The spread of invasive exotic plant species and the increasing littering are common issues on both sides of the Adriatic Sea. The Interreg Italy-Croatia CASCADE project aims, among other objectives, to implement ecological monitoring activities of coastal ecosystems to assess the impacts of anthropogenic pressures on biodiversity and develop useful strategies to mitigate the negative effects on the environment.
Invasive exotic species are a major cause of global change, causing economic damage, loss of biodiversity, and alteration of ecological and functional characteristics of ecosystems. The coastal environment is particularly susceptible to this threat due to landscape fragmentation and the use of exotic species in urban gardening and reforestation, some of which become invasive in natural environments.
Dune ecosystems are characterized by the presence of highly specialized flora, distributed in a mosaic pattern, often suffering due to excessive trampling and removal for the use of land for tourism and recreational purposes.

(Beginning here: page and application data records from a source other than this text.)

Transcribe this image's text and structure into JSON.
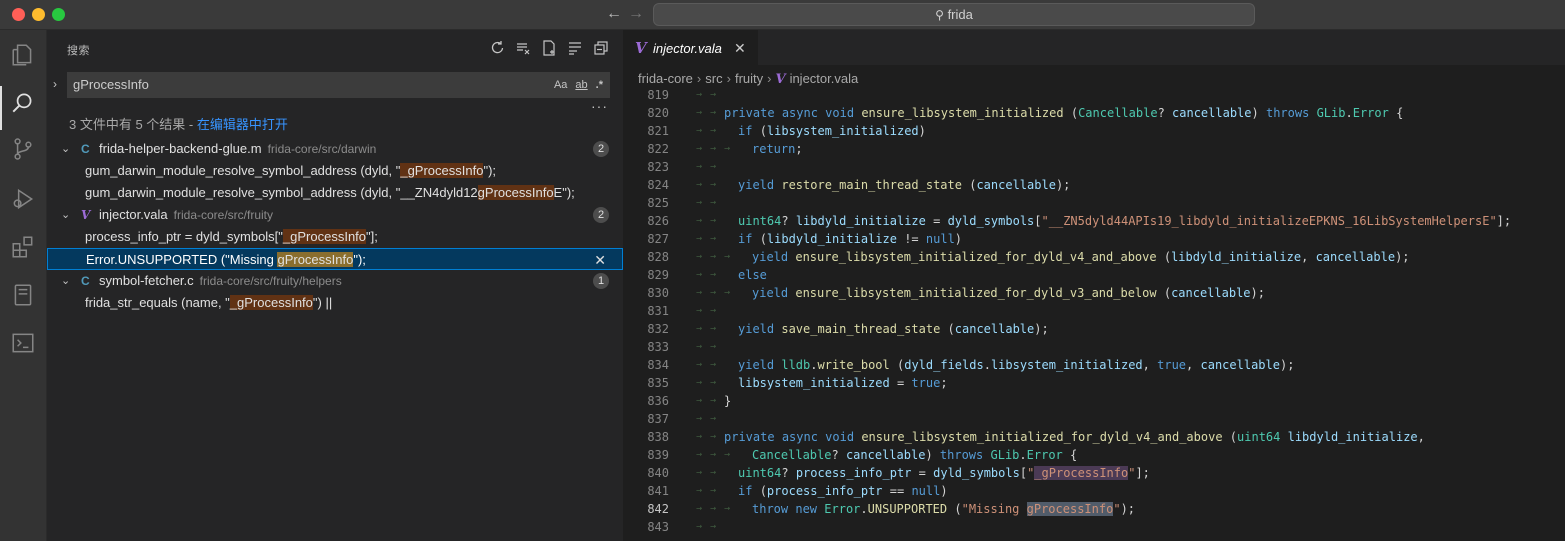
{
  "window": {
    "command_center_text": "frida"
  },
  "sidebar": {
    "title": "搜索",
    "search_value": "gProcessInfo",
    "options": [
      "Aa",
      "ab",
      ".*"
    ],
    "summary_prefix": "3 文件中有 5 个结果 - ",
    "summary_link": "在编辑器中打开",
    "results": [
      {
        "file": "frida-helper-backend-glue.m",
        "path": "frida-core/src/darwin",
        "icon": "C",
        "count": "2",
        "matches": [
          {
            "pre": "gum_darwin_module_resolve_symbol_address (dyld, \"",
            "hit": "_gProcessInfo",
            "post": "\");"
          },
          {
            "pre": "gum_darwin_module_resolve_symbol_address (dyld, \"__ZN4dyld12",
            "hit": "gProcessInfo",
            "post": "E\");"
          }
        ]
      },
      {
        "file": "injector.vala",
        "path": "frida-core/src/fruity",
        "icon": "V",
        "count": "2",
        "matches": [
          {
            "pre": "process_info_ptr = dyld_symbols[\"",
            "hit": "_gProcessInfo",
            "post": "\"];"
          },
          {
            "pre": "Error.UNSUPPORTED (\"Missing ",
            "hit": "gProcessInfo",
            "post": "\");"
          }
        ]
      },
      {
        "file": "symbol-fetcher.c",
        "path": "frida-core/src/fruity/helpers",
        "icon": "C",
        "count": "1",
        "matches": [
          {
            "pre": "frida_str_equals (name, \"",
            "hit": "_gProcessInfo",
            "post": "\") ||"
          }
        ]
      }
    ]
  },
  "editor": {
    "tab_label": "injector.vala",
    "breadcrumb": [
      "frida-core",
      "src",
      "fruity",
      "injector.vala"
    ],
    "lines": [
      {
        "n": "819",
        "t": ""
      },
      {
        "n": "820",
        "t": "private async void ensure_libsystem_initialized (Cancellable? cancellable) throws GLib.Error {"
      },
      {
        "n": "821",
        "t": "  if (libsystem_initialized)"
      },
      {
        "n": "822",
        "t": "    return;"
      },
      {
        "n": "823",
        "t": ""
      },
      {
        "n": "824",
        "t": "  yield restore_main_thread_state (cancellable);"
      },
      {
        "n": "825",
        "t": ""
      },
      {
        "n": "826",
        "t": "  uint64? libdyld_initialize = dyld_symbols[\"__ZN5dyld44APIs19_libdyld_initializeEPKNS_16LibSystemHelpersE\"];"
      },
      {
        "n": "827",
        "t": "  if (libdyld_initialize != null)"
      },
      {
        "n": "828",
        "t": "    yield ensure_libsystem_initialized_for_dyld_v4_and_above (libdyld_initialize, cancellable);"
      },
      {
        "n": "829",
        "t": "  else"
      },
      {
        "n": "830",
        "t": "    yield ensure_libsystem_initialized_for_dyld_v3_and_below (cancellable);"
      },
      {
        "n": "831",
        "t": ""
      },
      {
        "n": "832",
        "t": "  yield save_main_thread_state (cancellable);"
      },
      {
        "n": "833",
        "t": ""
      },
      {
        "n": "834",
        "t": "  yield lldb.write_bool (dyld_fields.libsystem_initialized, true, cancellable);"
      },
      {
        "n": "835",
        "t": "  libsystem_initialized = true;"
      },
      {
        "n": "836",
        "t": "}"
      },
      {
        "n": "837",
        "t": ""
      },
      {
        "n": "838",
        "t": "private async void ensure_libsystem_initialized_for_dyld_v4_and_above (uint64 libdyld_initialize,"
      },
      {
        "n": "839",
        "t": "    Cancellable? cancellable) throws GLib.Error {"
      },
      {
        "n": "840",
        "t": "  uint64? process_info_ptr = dyld_symbols[\"_gProcessInfo\"];"
      },
      {
        "n": "841",
        "t": "  if (process_info_ptr == null)"
      },
      {
        "n": "842",
        "t": "    throw new Error.UNSUPPORTED (\"Missing gProcessInfo\");"
      },
      {
        "n": "843",
        "t": ""
      }
    ]
  },
  "colors": {
    "accent": "#007fd4",
    "match_highlight": "#613214",
    "vala_icon": "#9c6bd6"
  }
}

Human interference makes these environments particularly vulnerable to the impact of invasive exotic species.
In addition, these delicate and valuable environments are exposed to the deposition and accumulation of sea-borne litter, a phenomenon known as “beach litter.” Abandoned plastic and polystyrene from human activities pose both a direct threat to the safety of wildlife such as seabirds and turtles, and an indirect threat by changing the chemical and physical characteristics of coastal environments.